Soon, your child’s video game habit might not just be a pastime, but homework.

Video game use has grown in the education space in recent years, embraced as a way to make learning fun and engaging. (It can also be beneficial — according to a recent study from RMIT University in Melbourne, Australia, video game play was shown to increase academic success.)

This fall, two technology innovators — Microsoft and Apple — are launching products geared toward student learning. Here’s what to expect.

 

Minecraft: Education Edition

From: Microsoft

For several years, thousands of teachers across the globe have been using the uber-popular video game Minecraft in the classroom with the school version, MinecraftEdu, to promote problem-solving, creativity and collaboration, as well as teach math, art history and more. Since Microsoft acquired the open world game, that’s evolved into Minecraft: Education Edition, an update to the school-specific version built based on educator feedback. Over the summer, teachers and students have been able to try out an early version of the product for free (sample lessons include “City planning for population growth” and “Effects of deforestation”) and a final version is set to launch this fall.

More info: Education.minecraft.net

 

Swift Playgrounds

From: Apple

Apple wants to introduce kids to coding with its free app, Swift Playgrounds, launching this fall on iPad and iOS 10. Essentially a video game, the beginner-friendly app features a series of programming lessons, geared toward middle schoolers. Users complete a series of puzzles and challenges to guide a character through a 3D world, all the while learning core coding concepts and writing real code using Apple’s own programming language, Swift. New challenges will be released post-launch, too, so students can continue to develop their coding skills. Apple is encouraging educators to use its lessons and challenges, and the company will also provide templates so they can make their own.
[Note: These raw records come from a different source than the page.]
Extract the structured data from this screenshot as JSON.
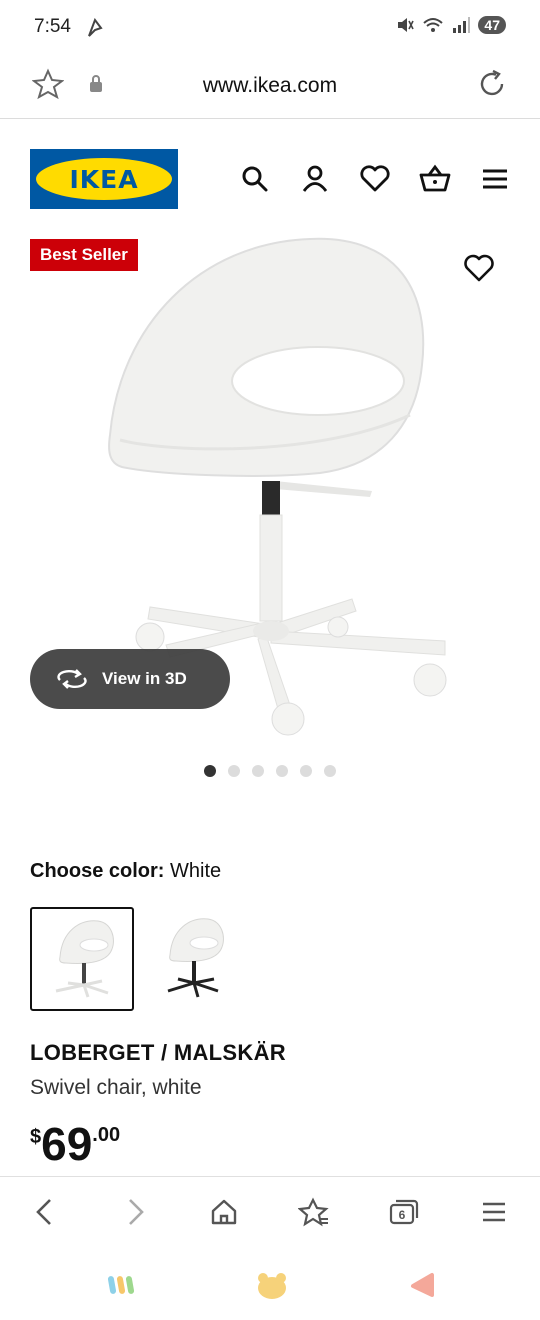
{
  "status": {
    "time": "7:54",
    "battery": "47"
  },
  "browser": {
    "url": "www.ikea.com",
    "tab_count": "6"
  },
  "header": {
    "logo_text": "IKEA",
    "icons": [
      "search-icon",
      "account-icon",
      "heart-icon",
      "basket-icon",
      "menu-icon"
    ]
  },
  "product": {
    "badge": "Best Seller",
    "view3d_label": "View in 3D",
    "gallery_dots": 6,
    "gallery_active_index": 0,
    "color_label": "Choose color:",
    "color_value": "White",
    "swatches": [
      "White base",
      "Black base"
    ],
    "name": "LOBERGET / MALSKÄR",
    "description": "Swivel chair, white",
    "price": {
      "currency": "$",
      "integer": "69",
      "decimals": ".00"
    }
  },
  "colors": {
    "ikea_blue": "#0058a3",
    "ikea_yellow": "#ffdb00",
    "badge_red": "#cc0008"
  }
}
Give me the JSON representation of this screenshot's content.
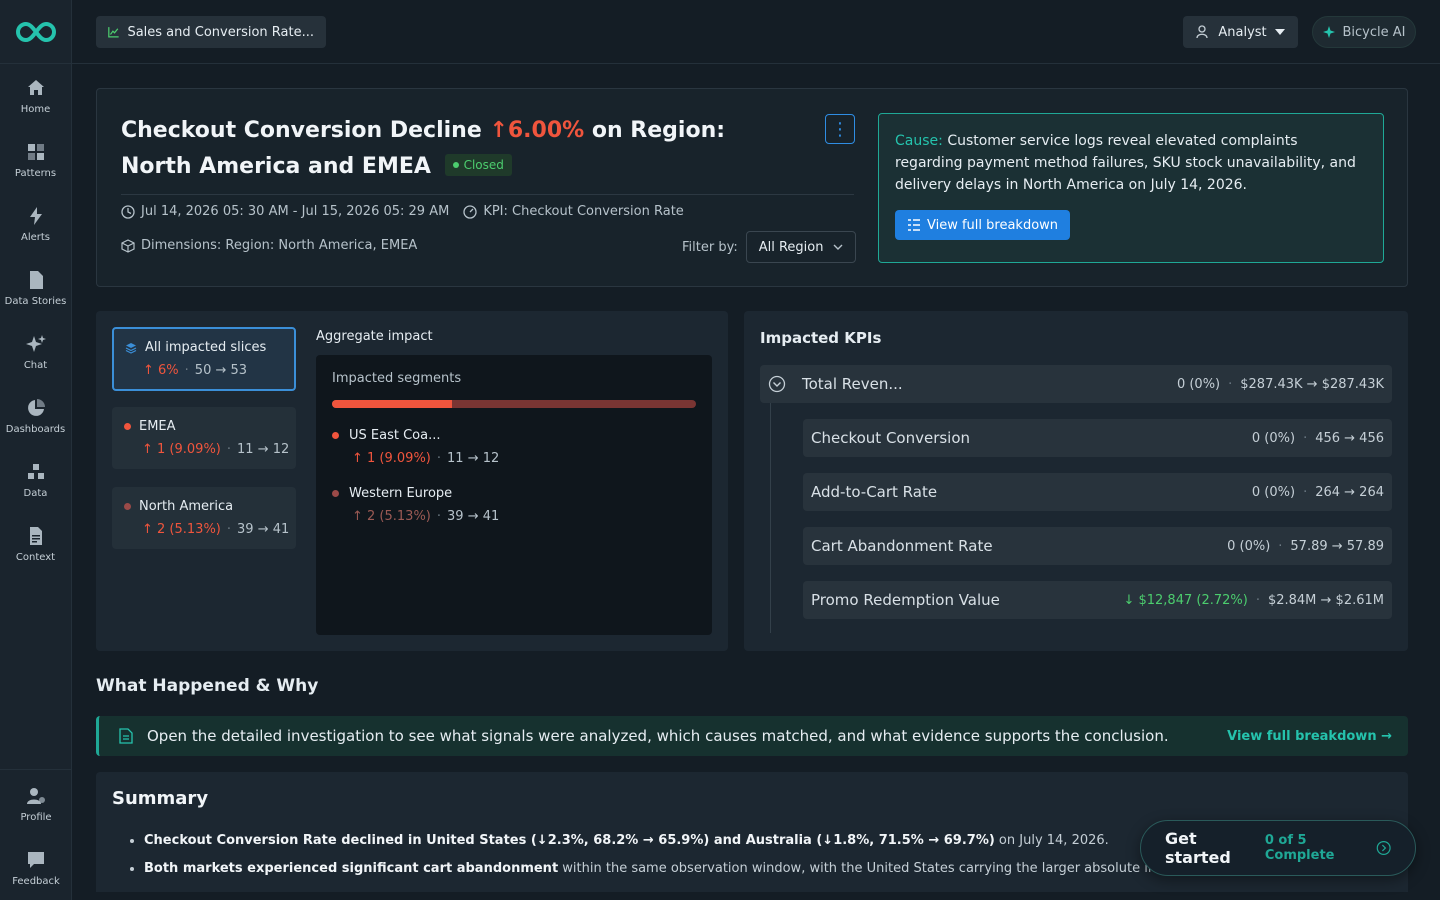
{
  "header": {
    "title": "Sales and Conversion Rate...",
    "role": "Analyst",
    "ai_label": "Bicycle AI"
  },
  "sidebar": {
    "items": [
      {
        "label": "Home"
      },
      {
        "label": "Patterns"
      },
      {
        "label": "Alerts"
      },
      {
        "label": "Data Stories"
      },
      {
        "label": "Chat"
      },
      {
        "label": "Dashboards"
      },
      {
        "label": "Data"
      },
      {
        "label": "Context"
      }
    ],
    "bottom": [
      {
        "label": "Profile"
      },
      {
        "label": "Feedback"
      }
    ]
  },
  "incident": {
    "title_prefix": "Checkout Conversion Decline",
    "change_pct": "6.00%",
    "title_suffix": "on Region: North America and EMEA",
    "status": "Closed",
    "time_range": "Jul 14, 2026 05: 30 AM - Jul 15, 2026 05: 29 AM",
    "kpi": "KPI: Checkout Conversion Rate",
    "dimensions": "Dimensions: Region: North America, EMEA",
    "filter_label": "Filter by:",
    "filter_value": "All Region"
  },
  "cause": {
    "label": "Cause:",
    "text": "Customer service logs reveal elevated complaints regarding payment method failures, SKU stock unavailability, and delivery delays in North America on July 14, 2026.",
    "button": "View full breakdown"
  },
  "slices": [
    {
      "name": "All impacted slices",
      "change": "6%",
      "range": "50 → 53",
      "color": "#3b8fd8"
    },
    {
      "name": "EMEA",
      "change": "1 (9.09%)",
      "range": "11 → 12",
      "color": "#f0553d"
    },
    {
      "name": "North America",
      "change": "2 (5.13%)",
      "range": "39 → 41",
      "color": "#9b4a48"
    }
  ],
  "aggregate": {
    "label": "Aggregate impact",
    "subtitle": "Impacted segments",
    "fill_fraction": 0.33,
    "segments": [
      {
        "name": "US East Coa...",
        "change": "1 (9.09%)",
        "range": "11 → 12"
      },
      {
        "name": "Western Europe",
        "change": "2 (5.13%)",
        "range": "39 → 41"
      }
    ]
  },
  "kpis": {
    "title": "Impacted KPIs",
    "root": {
      "name": "Total Reven...",
      "delta": "0 (0%)",
      "range": "$287.43K → $287.43K"
    },
    "children": [
      {
        "name": "Checkout Conversion",
        "delta": "0 (0%)",
        "range": "456 → 456"
      },
      {
        "name": "Add-to-Cart Rate",
        "delta": "0 (0%)",
        "range": "264 → 264"
      },
      {
        "name": "Cart Abandonment Rate",
        "delta": "0 (0%)",
        "range": "57.89 → 57.89"
      },
      {
        "name": "Promo Redemption Value",
        "delta": "$12,847 (2.72%)",
        "range": "$2.84M → $2.61M"
      }
    ]
  },
  "what_happened": {
    "title": "What Happened & Why",
    "banner": "Open the detailed investigation to see what signals were analyzed, which causes matched, and what evidence supports the conclusion.",
    "link": "View full breakdown →"
  },
  "summary": {
    "title": "Summary",
    "b1_bold": "Checkout Conversion Rate declined in United States (↓2.3%, 68.2% → 65.9%) and Australia (↓1.8%, 71.5% → 69.7%)",
    "b1_rest": " on July 14, 2026.",
    "b2_bold": "Both markets experienced significant cart abandonment",
    "b2_rest": " within the same observation window, with the United States carrying the larger absolute impact."
  },
  "onboarding": {
    "title": "Get started",
    "progress": "0 of 5 Complete"
  }
}
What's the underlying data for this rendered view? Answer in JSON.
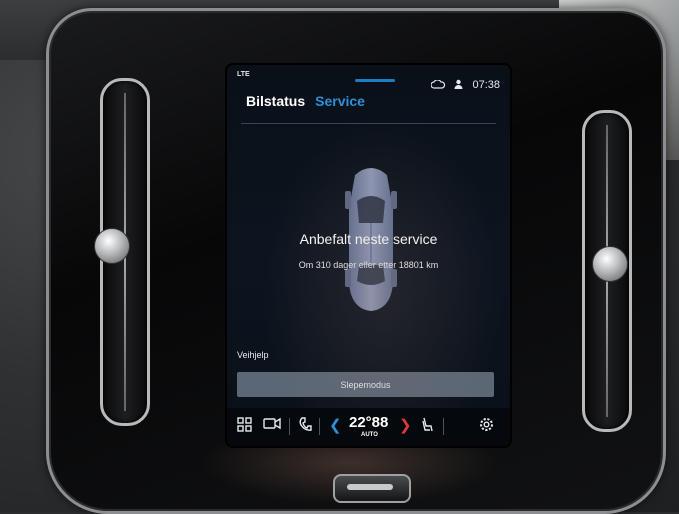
{
  "status_bar": {
    "network": "LTE",
    "time": "07:38",
    "icon_left": "cloud-sync-icon",
    "icon_right": "person-icon"
  },
  "tabs": [
    {
      "label": "Bilstatus",
      "active": false
    },
    {
      "label": "Service",
      "active": true
    }
  ],
  "service": {
    "title": "Anbefalt neste service",
    "subtitle": "Om 310 dager eller etter 18801 km"
  },
  "assistance": {
    "section_label": "Veihjelp",
    "tow_button_label": "Slepemodus"
  },
  "climate_dock": {
    "apps_icon": "grid-apps-icon",
    "camera_icon": "camera-icon",
    "phone_icon": "phone-icon",
    "temperature": "22°88",
    "temperature_mode": "AUTO",
    "seat_icon": "seat-heat-icon",
    "settings_icon": "gear-icon"
  },
  "colors": {
    "accent": "#2e8fd6",
    "temp_up": "#d93a3a",
    "button_bg": "#5b6774"
  }
}
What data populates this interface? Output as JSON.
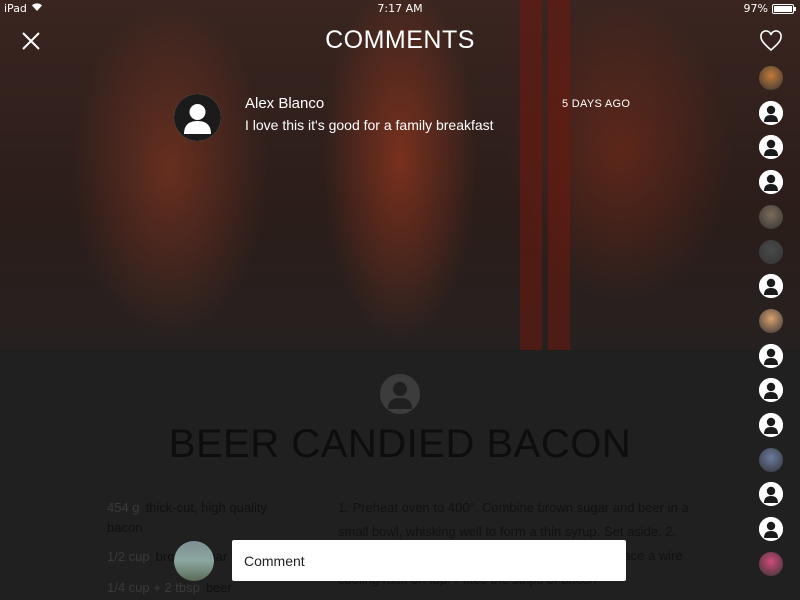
{
  "status_bar": {
    "device": "iPad",
    "time": "7:17 AM",
    "battery": "97%"
  },
  "header": {
    "title": "COMMENTS"
  },
  "comment": {
    "author": "Alex Blanco",
    "time": "5 DAYS AGO",
    "text": "I love this it's good for a family breakfast"
  },
  "sidebar": {
    "avatars": [
      {
        "kind": "photo",
        "color": "#c47a3a"
      },
      {
        "kind": "default"
      },
      {
        "kind": "default"
      },
      {
        "kind": "default"
      },
      {
        "kind": "photo",
        "color": "#7c6c5a"
      },
      {
        "kind": "photo",
        "color": "#4a4a4a"
      },
      {
        "kind": "default"
      },
      {
        "kind": "photo",
        "color": "#d9a070"
      },
      {
        "kind": "default"
      },
      {
        "kind": "default"
      },
      {
        "kind": "default"
      },
      {
        "kind": "photo",
        "color": "#6b7aa0"
      },
      {
        "kind": "default"
      },
      {
        "kind": "default"
      },
      {
        "kind": "photo",
        "color": "#d04a7a"
      }
    ]
  },
  "recipe": {
    "title": "BEER CANDIED BACON",
    "ingredients": [
      {
        "qty": "454 g",
        "text": "thick-cut, high quality"
      },
      {
        "qty": "",
        "text": "bacon"
      },
      {
        "qty": "1/2 cup",
        "text": "brown sugar"
      },
      {
        "qty": "1/4 cup + 2 tbsp",
        "text": "beer"
      }
    ],
    "steps": "1. Preheat oven to 400°. Combine brown sugar and beer in a small bowl, whisking well to form a thin syrup. Set aside. 2. Line a rimmed baking sheet with aluminum foil. Place a wire cooling rack on top. Place the strips of bacon"
  },
  "composer": {
    "placeholder": "Comment"
  }
}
Apple is also working with schools and teachers to incorporate Swift Playgrounds into their curriculums.

More info: Apple.com/swift/playgrounds